But rather harder to exorcise is the suppression of unsavory information about a product—if it comes from an unethical source (e.g., blood diamonds or Nikes), or contains harmful ingredients (e.g., Coke, a Big Mac, or tobacco), or else is just useless for its supposed purpose (e.g., a high proportion of patented medications and hygiene products, for which dirt-cheap natural substitutes are often far more effective). Any of this information might cause the consumer to pay far less for the product, or reject it altogether (which would, of course, force the price down for those still willing to buy). While we might be able to rely on McDonalds to sooner or later make it clear to us that Burger King is systematically overstating the cost of beef, by underselling them if they price it too high, it is in neither McDonalds’s nor Burger King’s interest to be forthcoming with us about the unsavory backstory of that beef, just as, competitors though they may have been, everyone in the tobacco industry could agree to work together in manufacturing doubt and disinformation about the dangers of smoking. Collusion in the suppression of information is the order of the day.

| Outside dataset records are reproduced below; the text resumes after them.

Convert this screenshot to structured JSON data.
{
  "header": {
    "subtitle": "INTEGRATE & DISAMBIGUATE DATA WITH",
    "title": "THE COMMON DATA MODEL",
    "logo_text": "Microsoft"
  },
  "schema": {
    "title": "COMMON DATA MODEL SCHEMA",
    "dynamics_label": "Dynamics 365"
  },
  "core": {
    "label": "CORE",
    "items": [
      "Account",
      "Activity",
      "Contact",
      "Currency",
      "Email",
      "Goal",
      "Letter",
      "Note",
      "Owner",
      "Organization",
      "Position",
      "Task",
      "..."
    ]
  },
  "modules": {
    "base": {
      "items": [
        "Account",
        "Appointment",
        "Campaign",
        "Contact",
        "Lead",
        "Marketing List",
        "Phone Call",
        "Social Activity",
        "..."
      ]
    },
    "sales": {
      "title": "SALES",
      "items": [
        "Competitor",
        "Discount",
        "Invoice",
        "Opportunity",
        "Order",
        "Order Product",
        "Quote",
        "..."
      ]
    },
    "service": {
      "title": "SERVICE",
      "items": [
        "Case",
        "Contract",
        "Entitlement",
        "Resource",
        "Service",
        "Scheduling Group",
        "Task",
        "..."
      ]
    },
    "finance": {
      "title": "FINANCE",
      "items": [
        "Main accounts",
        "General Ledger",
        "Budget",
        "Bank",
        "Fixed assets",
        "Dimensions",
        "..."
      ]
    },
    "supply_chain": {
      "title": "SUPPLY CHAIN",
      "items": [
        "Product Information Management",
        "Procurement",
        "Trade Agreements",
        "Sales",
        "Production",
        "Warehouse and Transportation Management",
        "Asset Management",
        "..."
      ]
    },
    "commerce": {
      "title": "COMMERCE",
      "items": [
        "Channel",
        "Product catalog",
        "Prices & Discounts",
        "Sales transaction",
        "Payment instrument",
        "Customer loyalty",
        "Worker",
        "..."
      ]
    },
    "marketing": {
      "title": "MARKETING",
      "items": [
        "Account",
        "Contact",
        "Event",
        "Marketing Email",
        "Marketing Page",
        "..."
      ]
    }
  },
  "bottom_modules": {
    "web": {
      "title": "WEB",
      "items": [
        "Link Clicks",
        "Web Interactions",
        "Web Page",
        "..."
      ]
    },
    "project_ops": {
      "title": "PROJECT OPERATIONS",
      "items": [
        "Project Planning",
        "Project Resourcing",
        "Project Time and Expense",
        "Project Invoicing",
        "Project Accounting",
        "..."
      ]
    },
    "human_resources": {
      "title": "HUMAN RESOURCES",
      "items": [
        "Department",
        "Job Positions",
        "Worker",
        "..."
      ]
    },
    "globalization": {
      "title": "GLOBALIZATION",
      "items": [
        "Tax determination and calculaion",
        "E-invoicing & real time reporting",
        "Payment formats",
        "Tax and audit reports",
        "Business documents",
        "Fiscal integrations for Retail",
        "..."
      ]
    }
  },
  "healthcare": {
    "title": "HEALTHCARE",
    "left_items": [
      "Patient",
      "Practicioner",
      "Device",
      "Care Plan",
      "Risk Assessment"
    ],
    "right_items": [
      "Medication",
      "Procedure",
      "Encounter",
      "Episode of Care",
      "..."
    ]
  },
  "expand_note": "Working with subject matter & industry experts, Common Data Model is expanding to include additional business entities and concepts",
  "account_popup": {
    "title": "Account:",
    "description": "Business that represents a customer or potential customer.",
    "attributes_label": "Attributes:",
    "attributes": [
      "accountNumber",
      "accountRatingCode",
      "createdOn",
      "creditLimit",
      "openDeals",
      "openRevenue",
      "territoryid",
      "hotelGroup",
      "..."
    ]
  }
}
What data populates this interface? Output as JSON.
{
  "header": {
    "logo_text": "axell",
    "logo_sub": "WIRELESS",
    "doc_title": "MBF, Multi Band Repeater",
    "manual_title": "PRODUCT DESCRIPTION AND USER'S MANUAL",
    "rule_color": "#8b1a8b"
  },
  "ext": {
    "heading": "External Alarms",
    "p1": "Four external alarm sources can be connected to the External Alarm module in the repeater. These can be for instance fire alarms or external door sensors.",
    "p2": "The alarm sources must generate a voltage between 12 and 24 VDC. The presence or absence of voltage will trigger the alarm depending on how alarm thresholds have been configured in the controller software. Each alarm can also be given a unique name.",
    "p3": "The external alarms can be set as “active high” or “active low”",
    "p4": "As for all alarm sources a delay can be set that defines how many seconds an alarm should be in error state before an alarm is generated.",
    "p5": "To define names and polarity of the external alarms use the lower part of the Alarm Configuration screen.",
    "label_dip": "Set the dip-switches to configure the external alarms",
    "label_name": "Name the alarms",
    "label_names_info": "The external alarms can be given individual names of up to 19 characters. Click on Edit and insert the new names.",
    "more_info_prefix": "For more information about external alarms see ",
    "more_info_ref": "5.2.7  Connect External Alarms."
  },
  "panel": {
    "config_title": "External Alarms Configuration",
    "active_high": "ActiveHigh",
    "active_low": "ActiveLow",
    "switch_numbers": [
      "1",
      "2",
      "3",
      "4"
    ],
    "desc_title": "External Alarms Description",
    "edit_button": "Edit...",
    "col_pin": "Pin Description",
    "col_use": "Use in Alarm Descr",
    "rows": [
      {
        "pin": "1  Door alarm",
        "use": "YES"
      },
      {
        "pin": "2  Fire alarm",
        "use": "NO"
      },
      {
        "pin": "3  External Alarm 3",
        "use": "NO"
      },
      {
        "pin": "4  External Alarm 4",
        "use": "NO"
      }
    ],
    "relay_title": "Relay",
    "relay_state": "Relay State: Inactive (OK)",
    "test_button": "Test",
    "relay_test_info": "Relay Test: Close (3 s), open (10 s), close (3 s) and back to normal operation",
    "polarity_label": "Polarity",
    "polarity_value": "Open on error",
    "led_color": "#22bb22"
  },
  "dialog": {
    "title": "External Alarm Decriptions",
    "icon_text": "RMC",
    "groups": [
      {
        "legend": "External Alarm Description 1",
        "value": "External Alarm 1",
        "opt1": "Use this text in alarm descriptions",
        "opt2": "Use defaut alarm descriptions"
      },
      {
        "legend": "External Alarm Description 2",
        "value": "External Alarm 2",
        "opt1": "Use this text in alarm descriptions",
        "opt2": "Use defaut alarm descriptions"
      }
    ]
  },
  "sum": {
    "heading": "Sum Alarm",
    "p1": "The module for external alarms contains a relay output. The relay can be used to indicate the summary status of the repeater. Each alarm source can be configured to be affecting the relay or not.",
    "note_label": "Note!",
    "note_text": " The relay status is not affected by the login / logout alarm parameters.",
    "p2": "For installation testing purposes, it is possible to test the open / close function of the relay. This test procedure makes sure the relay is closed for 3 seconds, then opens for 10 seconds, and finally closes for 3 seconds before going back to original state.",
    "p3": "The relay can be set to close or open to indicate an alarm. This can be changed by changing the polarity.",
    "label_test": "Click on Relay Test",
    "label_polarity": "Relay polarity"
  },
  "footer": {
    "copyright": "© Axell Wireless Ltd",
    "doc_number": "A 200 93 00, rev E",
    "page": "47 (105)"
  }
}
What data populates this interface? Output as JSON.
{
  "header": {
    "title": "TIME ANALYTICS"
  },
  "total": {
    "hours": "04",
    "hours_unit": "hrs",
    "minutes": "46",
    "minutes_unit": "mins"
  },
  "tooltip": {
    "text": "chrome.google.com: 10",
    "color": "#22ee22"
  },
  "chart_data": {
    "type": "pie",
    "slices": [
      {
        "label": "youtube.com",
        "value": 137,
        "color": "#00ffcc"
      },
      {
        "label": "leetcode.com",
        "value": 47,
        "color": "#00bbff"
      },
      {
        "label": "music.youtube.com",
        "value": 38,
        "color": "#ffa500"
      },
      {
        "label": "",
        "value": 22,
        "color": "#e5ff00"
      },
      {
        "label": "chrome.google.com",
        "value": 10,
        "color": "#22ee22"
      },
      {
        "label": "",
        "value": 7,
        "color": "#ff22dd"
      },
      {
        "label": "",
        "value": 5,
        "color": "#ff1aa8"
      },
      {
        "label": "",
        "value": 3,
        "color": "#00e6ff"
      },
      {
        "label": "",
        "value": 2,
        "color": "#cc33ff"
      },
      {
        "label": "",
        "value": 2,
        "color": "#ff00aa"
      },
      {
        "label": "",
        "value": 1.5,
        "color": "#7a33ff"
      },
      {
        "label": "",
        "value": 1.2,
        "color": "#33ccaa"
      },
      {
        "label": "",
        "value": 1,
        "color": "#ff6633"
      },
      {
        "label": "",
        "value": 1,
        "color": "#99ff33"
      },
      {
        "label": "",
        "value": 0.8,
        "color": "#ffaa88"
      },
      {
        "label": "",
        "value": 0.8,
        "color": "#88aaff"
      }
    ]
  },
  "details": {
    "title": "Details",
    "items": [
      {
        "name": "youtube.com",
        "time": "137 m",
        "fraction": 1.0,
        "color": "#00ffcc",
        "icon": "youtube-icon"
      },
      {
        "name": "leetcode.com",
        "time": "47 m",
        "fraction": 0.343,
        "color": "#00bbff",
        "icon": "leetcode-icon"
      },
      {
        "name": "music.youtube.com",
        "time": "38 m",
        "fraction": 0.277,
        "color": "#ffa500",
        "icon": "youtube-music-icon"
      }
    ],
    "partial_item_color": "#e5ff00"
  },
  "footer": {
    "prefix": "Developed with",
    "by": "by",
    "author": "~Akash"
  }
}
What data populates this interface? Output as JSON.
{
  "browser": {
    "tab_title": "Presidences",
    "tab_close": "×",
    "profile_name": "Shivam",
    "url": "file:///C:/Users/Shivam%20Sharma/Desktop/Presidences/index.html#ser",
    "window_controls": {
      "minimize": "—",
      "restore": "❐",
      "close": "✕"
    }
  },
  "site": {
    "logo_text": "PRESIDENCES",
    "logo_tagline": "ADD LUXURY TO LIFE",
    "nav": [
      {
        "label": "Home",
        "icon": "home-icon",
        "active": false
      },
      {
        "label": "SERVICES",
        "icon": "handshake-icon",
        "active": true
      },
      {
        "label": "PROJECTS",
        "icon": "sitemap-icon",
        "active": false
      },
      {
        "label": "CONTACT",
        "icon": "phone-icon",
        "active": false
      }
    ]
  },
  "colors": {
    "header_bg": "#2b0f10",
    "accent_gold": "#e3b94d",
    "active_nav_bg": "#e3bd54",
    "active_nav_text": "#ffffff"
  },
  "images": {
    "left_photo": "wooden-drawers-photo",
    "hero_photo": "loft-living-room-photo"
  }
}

What all this suggests, of course, is the dependence of any kind of free market on a robust moral order, the dependence of The Wealth of Nations on The Moral Sentiments. When the pursuit of profit becomes a self-justifying end, truth becomes a readily dispensable commodity, because truth will not maximize profit. And as truth is exchanged for profit, a genuinely free market is exchanged for a war of all against all, in which consumers and producers are locked in an endless battle of trying to deceive and outwit the other. If a free market can work, it can only work within a vigorous shared commitment to truth and honesty that runs deeper than any desire for gain, an integrity that “swears to its own hurt.” Whether such a shared commitment can be counted on in any society, much less in our current culture that is at war with the very idea of truth, is an open question, and one that needs to be faced more honestly by the proponents of free market orthodoxy.